PHILADELPHIA In an alliance aimed at bringing a new, personalized immunotherapy approach to patients with a wide variety of cancers, the University of Pennsylvania and Novartis announced today an exclusive global research and licensing agreement to further study and commercialize novel cellular immunotherapies using chimeric antigen receptor (CAR) technologies. The agreement, which follows a Penn research team's 2011 publication of breakthrough results in several chronic lymphocytic leukemia patients treated with this personalized immunotherapy technique, paves the way for pivotal studies that have the potential to expand the use of CAR therapies for additional cancers.
The new alliance represents a marquee achievement in Penn's commitment to translational science aimed at expediting the process of bringing novel therapies to patients. Together, Penn and Novartis will build a first-of-its-kind Center for Advanced Cellular Therapies (CACT) on the Penn campus in Philadelphia -- a venture which will bring full circle the 1960 discovery of the Philadelphia chromosome, the first description of a chromosome abnormality that causes cancer.
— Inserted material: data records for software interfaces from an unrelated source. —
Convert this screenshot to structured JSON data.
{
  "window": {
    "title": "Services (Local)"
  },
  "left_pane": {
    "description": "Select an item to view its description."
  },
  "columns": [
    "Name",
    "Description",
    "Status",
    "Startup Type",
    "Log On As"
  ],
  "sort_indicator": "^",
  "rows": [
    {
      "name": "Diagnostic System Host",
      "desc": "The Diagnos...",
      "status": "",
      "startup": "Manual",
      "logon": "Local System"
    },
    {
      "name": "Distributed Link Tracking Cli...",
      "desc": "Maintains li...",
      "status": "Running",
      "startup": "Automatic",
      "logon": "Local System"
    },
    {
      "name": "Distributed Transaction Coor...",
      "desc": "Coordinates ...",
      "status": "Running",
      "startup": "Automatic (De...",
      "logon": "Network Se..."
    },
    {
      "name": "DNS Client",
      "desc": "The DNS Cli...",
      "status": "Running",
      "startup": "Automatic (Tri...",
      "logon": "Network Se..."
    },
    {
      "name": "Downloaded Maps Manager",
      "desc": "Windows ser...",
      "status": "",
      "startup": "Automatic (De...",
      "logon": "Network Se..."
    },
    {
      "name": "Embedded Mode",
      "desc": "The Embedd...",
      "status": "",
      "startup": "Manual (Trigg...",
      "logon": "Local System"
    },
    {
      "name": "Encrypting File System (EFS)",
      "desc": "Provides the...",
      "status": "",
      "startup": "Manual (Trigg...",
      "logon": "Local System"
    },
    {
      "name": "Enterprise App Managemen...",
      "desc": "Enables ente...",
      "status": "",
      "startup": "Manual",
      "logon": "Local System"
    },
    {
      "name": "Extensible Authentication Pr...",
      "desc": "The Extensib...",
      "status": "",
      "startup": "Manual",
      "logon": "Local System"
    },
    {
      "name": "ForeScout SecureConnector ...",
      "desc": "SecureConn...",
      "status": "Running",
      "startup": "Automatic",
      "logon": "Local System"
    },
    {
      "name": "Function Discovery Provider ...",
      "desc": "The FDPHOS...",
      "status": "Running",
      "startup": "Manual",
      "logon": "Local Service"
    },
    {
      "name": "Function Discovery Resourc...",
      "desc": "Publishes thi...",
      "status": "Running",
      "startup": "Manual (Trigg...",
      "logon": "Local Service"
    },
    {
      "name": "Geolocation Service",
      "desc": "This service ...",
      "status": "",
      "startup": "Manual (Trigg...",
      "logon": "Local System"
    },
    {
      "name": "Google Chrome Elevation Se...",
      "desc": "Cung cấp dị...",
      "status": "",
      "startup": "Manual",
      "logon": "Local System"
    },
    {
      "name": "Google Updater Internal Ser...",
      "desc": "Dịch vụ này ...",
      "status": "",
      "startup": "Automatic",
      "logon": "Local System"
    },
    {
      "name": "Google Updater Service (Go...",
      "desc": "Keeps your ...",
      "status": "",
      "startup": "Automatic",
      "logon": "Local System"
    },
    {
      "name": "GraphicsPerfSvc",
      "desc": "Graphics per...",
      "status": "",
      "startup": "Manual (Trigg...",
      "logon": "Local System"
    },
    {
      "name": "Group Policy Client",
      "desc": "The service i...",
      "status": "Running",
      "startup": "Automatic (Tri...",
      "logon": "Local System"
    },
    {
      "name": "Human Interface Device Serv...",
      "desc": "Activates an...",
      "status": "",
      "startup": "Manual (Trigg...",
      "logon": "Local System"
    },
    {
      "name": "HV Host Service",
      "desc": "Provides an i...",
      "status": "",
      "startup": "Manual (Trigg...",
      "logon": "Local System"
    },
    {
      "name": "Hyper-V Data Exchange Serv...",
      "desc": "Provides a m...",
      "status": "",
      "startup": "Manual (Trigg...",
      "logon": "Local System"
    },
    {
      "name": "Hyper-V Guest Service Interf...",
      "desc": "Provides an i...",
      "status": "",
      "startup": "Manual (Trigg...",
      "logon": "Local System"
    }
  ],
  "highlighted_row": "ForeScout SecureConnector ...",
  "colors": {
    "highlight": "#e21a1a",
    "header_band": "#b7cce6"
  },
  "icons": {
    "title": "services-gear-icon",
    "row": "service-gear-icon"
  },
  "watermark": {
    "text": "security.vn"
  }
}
The center will be devoted to the discovery, development and manufacturing of adoptive T cell immunotherapies through a joint research and development program led by scientists and clinicians from Penn, Novartis, and the Novartis Institutes for Biomedical Research.
"Penn's intellectual resources, combined with a pharmaceutical industry leader like Novartis, offer a powerful symbiotic relationship in our mutual goal of finding more effective treatments for cancer," said J. Larry Jameson, MD, PhD, dean of the Perelman School of the Medicine at the University of Pennsylvania and executive vice president for the Health System. "With our shared commitment to rapidly advancing new therapies and cures, this new alliance will provide the support for the essential clinical trials with engineered T cells, which could open doors for use of promising treatment options for many cancer patients who have reached the end of currently available treatments."
Under the terms of the agreement, Penn grants Novartis an exclusive worldwide license to the technologies used in an ongoing trial of patients with chronic lymphocytic leukemia (CLL) as well as future CAR-based therapies developed through the collaboration. Novartis will invest in the establishment of the CACT and future research of the technology. Additional milestone and royalty payments to Penn are also part of the agreement.
In August 2011, the Penn team detailed the results of an early trial utilizing the modified T cell approach among a small group of advanced chronic lymphocytic leukemia patients in the New England Journal of Medicine and Science Translational Medicine. The findings including reports on two patients who remained in remission more than a year after their treatment served as the first demonstration of the use of gene transfer therapy to create T cells aimed at battling cancerous tumors. The protocol involves removing a patient's cells and modifying them in Penn's vaccine production facility, then infusing the new cells back into the patient's body following chemotherapy to attack their remaining tumors. Thus far, the study has involved only patients whose cancers have not responded to traditional therapy. These patients' only remaining treatment options would have been a bone marrow transplant, a procedure which carries a mortality risk of at least 20 percent.
"Our early results in patients treated with chimeric antigen receptors represent two decades of investment and perseverance in our effort to treat cancer in an entirely new way, combining a highly targeted cell-based therapy with the might of a patient's own immune system," said the study's leader, Carl June, MD, a professor of Pathology and Laboratory Medicine in the Perelman School of Medicine and director of Translational Research at Penn's Abramson Cancer Center. "By joining forces with Novartis, we will now have the resources and space to expand our research in new directions that we hope will change the way cancers of all kinds are treated."
Although further studies are needed to explore the long-term viability of the treatment, June's team showed that in the patients studied so far, months after infusion, the new cells had multiplied throughout the patients' bodies and were capable of continuing their "seek-and-destroy" mission against cancerous cells.
In addition to continued trials in CLL, Penn also has engineered T cell trials underway for other leukemias as well as lymphoma, mesothelioma, myeloma, and neuroblastoma. To read more about the early results of Penn's work using the new treatment approach and watch a video of June and his co-investigators discussing the research, visit Penn Medicine's online press kit.
|Contact: Holly Auer|
University of Pennsylvania School of Medicine